Sports Editorial: Steroids may no longer be just for pros


Inga Dahlstedt

225833857_7c11c75e38Barry Bonds has hit 762 home runs, surpassing Hank Aaron and Babe Ruth. Mark McGwire was a World Series Champion in 1989 and a three time Silver Slugger award winner. Lance Armstrong won seven Tour de France titles after being diagnosed and beating the odds of cancer.

These athletes are all incredible in their sport. They are house-hold names and, to many, heroes. Adding steroid accusation to this list seems unreal and not even fair.

In a world of professional sports where athletes are put on a pedestal and idolized by all for their amazing abilities, thinking that their talents aren’t even real can anger even the most devoted of fans and make everyone wonder why does one have to cheat to be the best.

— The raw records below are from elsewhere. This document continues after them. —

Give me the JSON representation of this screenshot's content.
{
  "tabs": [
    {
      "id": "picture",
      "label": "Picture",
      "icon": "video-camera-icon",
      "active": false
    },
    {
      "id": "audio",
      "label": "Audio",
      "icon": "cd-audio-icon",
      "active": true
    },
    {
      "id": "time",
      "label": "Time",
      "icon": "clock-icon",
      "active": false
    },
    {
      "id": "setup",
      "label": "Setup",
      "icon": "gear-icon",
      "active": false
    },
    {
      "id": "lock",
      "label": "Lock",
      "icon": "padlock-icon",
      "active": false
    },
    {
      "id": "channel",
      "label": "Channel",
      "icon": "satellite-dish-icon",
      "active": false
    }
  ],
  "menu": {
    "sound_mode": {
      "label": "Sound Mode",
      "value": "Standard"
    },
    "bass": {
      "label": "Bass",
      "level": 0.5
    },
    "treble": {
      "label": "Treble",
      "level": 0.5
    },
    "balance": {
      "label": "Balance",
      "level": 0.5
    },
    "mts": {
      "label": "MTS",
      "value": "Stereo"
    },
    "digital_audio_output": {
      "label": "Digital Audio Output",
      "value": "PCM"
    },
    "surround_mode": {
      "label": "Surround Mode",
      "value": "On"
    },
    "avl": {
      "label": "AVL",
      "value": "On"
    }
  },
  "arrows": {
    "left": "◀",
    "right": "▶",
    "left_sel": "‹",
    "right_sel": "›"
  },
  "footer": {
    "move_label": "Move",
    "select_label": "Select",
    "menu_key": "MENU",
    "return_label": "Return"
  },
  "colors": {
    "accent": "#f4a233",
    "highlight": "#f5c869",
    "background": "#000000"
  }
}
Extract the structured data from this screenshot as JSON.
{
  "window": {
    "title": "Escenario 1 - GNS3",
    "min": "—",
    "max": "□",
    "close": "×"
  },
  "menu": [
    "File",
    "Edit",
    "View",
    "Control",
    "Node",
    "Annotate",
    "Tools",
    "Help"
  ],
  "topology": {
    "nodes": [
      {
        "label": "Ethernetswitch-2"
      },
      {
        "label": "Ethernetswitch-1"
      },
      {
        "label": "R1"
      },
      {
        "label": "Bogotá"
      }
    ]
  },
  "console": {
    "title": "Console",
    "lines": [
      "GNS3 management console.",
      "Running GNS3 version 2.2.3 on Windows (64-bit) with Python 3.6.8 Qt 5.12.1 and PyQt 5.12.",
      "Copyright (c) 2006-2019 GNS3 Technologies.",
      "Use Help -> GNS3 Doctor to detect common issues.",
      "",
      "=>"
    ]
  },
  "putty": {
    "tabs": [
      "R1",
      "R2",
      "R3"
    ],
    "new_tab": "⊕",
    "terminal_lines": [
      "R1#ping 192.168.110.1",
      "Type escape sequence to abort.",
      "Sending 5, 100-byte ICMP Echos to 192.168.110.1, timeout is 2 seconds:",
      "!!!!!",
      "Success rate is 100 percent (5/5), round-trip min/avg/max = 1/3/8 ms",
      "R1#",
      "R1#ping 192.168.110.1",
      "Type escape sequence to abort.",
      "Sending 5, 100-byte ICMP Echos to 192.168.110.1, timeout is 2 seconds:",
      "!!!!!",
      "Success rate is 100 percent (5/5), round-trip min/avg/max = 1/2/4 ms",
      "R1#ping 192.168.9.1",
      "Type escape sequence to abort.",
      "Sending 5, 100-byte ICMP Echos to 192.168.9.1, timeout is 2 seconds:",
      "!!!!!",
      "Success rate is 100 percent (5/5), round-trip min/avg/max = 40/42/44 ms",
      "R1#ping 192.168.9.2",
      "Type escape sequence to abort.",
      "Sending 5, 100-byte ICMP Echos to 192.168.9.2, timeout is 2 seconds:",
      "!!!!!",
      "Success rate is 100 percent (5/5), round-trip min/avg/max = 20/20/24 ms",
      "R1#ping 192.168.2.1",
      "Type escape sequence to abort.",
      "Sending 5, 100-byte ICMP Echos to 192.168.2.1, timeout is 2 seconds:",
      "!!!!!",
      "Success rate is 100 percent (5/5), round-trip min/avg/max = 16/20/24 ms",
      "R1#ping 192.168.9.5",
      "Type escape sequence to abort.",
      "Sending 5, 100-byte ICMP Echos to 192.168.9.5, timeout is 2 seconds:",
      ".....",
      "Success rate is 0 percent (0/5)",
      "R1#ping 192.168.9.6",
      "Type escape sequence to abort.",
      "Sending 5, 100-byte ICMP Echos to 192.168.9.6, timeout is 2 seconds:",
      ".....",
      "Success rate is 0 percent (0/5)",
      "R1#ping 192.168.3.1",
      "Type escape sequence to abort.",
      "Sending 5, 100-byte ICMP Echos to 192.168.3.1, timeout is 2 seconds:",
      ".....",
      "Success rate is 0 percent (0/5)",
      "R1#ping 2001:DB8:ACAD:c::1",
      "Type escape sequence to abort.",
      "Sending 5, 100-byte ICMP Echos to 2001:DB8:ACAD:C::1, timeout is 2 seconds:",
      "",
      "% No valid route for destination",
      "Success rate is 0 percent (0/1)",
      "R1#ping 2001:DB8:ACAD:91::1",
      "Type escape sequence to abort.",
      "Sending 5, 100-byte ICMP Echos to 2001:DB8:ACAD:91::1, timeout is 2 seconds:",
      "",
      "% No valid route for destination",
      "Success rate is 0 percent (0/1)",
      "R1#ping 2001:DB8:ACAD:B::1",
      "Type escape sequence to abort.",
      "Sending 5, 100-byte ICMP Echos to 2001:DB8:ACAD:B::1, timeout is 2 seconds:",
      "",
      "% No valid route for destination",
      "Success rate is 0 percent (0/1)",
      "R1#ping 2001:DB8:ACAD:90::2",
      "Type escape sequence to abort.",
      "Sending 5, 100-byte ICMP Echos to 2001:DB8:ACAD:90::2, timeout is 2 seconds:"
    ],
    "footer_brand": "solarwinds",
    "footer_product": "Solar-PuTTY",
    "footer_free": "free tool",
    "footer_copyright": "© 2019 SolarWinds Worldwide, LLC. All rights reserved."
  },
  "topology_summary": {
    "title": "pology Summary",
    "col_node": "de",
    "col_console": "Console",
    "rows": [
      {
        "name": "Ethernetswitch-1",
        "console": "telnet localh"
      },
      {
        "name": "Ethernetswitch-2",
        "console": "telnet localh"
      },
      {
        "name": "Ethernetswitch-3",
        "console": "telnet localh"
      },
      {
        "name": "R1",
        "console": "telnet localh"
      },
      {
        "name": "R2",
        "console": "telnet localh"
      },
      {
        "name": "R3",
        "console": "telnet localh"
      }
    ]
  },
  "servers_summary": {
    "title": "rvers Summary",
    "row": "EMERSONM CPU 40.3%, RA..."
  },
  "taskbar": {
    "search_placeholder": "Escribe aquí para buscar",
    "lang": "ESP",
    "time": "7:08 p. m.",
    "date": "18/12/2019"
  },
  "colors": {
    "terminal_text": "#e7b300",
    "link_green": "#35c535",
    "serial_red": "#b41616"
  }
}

Unfortunately steroids has been added to the list of how athletes can keep up their game and be “the best.” Performance enhancement drugs have become increasingly more common, and, with athletes “getting caught doping” and having punishment of stripped titles, missing parts of season, and perhaps a ruined reputation.

Some student athletes feel that steroids aren’t even that big of a deal, while others feel that they don’t help the athlete as much as we think.

“Steroids don’t make them hit the ball, the natural talent is always there,” said Collin Boys, a Foothill senior who plays baseball for Buena.

Melody Axtell, a Foothill junior who runs track and field for Ventura believes it’s an insecurity issue.

“Athletes take steroids because they feel they’re not good enough, working hard naturally and being the best you can be just isn’t enough for them.”

In sports, wanting to be the best can range from practicing everyday, giving one hundred percent plus more in games, to basically just breathing, sleeping, and living the sport.

With college being a top priority to high school students, and the process of getting there being a scary road, some will go to any extreme to make it. Some student athletes will turn to steroids not for the perks of being big and strong, but just for colleges to notice them and possibly get a scholarship. Even the not-so-nice side-effects of hair loss, severe acne, and permanently stunted growth won’t make some students think twice.

In a dog-eat-dog world, desperate measures are taken to get to the top. High school athletes aren’t thinking of the big picture and the long road ahead. It’s all about getting to the next higher step, and improving in any way possible, a drug enhanced lifestyle, health problems, and false success doesn’t even cross their minds.

The motivation of steroids can range from lack of self-confidence to over-competitiveness or maybe fitting in. No one can stop an athlete from taking steroids, and influence is high when the best of the best feel they have to rely on it. Hopefully, coaches and athletic figures can start getting the message across that being a star athlete means you have to work at it naturally.

Success is best when you do it on your own, and instead of setting impossible standards for athletes, we as a society should accept athletes at what they can do without any “help.”

Photo: Creative Commons photo “Barry Bonds” by kevinrushforth on Flickr.

What do you think?